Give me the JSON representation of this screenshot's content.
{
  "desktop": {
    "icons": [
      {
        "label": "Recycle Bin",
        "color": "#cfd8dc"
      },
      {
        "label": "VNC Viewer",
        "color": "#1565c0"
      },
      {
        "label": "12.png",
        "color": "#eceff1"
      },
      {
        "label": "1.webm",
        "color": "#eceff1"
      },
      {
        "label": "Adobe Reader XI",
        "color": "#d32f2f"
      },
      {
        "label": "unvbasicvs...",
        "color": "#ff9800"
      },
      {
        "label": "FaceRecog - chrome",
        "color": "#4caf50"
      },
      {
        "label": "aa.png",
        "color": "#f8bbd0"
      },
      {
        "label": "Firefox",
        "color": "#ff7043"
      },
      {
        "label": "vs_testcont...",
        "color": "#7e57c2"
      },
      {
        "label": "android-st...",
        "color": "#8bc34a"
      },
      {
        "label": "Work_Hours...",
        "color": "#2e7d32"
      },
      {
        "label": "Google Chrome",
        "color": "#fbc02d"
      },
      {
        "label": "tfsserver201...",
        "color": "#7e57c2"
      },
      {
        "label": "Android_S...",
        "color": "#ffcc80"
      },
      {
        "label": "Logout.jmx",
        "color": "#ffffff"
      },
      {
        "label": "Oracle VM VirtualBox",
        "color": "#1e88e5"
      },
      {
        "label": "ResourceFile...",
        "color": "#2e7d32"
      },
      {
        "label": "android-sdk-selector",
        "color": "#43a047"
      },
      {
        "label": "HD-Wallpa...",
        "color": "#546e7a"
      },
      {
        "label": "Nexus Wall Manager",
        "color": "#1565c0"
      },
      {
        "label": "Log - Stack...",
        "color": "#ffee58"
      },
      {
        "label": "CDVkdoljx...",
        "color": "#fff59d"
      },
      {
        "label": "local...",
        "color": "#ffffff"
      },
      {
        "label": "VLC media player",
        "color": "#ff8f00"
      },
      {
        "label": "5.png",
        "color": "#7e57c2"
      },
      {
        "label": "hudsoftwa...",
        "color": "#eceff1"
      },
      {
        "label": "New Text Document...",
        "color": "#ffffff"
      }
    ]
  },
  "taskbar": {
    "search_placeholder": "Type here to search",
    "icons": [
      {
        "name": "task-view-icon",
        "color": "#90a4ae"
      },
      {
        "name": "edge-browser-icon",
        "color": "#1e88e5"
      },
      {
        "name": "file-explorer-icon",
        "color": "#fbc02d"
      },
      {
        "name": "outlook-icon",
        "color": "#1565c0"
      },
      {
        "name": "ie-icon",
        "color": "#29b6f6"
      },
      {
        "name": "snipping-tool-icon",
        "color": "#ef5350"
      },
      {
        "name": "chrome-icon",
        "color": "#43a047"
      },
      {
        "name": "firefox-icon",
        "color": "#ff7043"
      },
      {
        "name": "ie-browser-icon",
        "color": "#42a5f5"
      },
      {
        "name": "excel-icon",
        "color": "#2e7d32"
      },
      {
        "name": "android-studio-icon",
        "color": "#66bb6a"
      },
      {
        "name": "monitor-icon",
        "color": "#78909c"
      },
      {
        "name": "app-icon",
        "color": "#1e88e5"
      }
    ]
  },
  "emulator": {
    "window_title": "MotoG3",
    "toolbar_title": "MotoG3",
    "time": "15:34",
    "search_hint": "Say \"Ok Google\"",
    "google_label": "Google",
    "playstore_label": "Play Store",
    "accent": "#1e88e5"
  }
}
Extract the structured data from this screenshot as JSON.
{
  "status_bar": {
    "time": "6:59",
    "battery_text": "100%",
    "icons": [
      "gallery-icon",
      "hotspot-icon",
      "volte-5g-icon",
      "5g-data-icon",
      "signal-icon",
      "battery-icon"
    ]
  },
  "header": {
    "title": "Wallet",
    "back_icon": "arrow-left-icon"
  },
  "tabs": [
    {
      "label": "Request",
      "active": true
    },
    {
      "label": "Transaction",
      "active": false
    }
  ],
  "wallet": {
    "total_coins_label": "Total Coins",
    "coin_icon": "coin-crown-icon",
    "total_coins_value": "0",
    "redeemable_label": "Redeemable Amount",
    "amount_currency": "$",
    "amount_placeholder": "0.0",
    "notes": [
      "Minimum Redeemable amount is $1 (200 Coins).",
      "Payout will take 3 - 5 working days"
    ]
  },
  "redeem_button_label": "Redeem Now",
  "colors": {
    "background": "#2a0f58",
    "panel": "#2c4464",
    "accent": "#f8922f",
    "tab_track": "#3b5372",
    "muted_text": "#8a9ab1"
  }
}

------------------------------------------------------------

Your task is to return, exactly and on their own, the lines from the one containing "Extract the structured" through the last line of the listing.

Extract the structured data from this screenshot as JSON.
{
  "status_bar": {
    "time": "6:59",
    "battery_text": "100%",
    "icons": [
      "gallery-icon",
      "hotspot-icon",
      "volte-5g-icon",
      "5g-data-icon",
      "signal-icon",
      "battery-icon"
    ]
  },
  "header": {
    "title": "Wallet",
    "back_icon": "arrow-left-icon"
  },
  "tabs": [
    {
      "label": "Request",
      "active": true
    },
    {
      "label": "Transaction",
      "active": false
    }
  ],
  "wallet": {
    "total_coins_label": "Total Coins",
    "coin_icon": "coin-crown-icon",
    "total_coins_value": "0",
    "redeemable_label": "Redeemable Amount",
    "amount_currency": "$",
    "amount_placeholder": "0.0",
    "notes": [
      "Minimum Redeemable amount is $1 (200 Coins).",
      "Payout will take 3 - 5 working days"
    ]
  },
  "redeem_button_label": "Redeem Now",
  "colors": {
    "background": "#2a0f58",
    "panel": "#2c4464",
    "accent": "#f8922f",
    "tab_track": "#3b5372",
    "muted_text": "#8a9ab1"
  }
}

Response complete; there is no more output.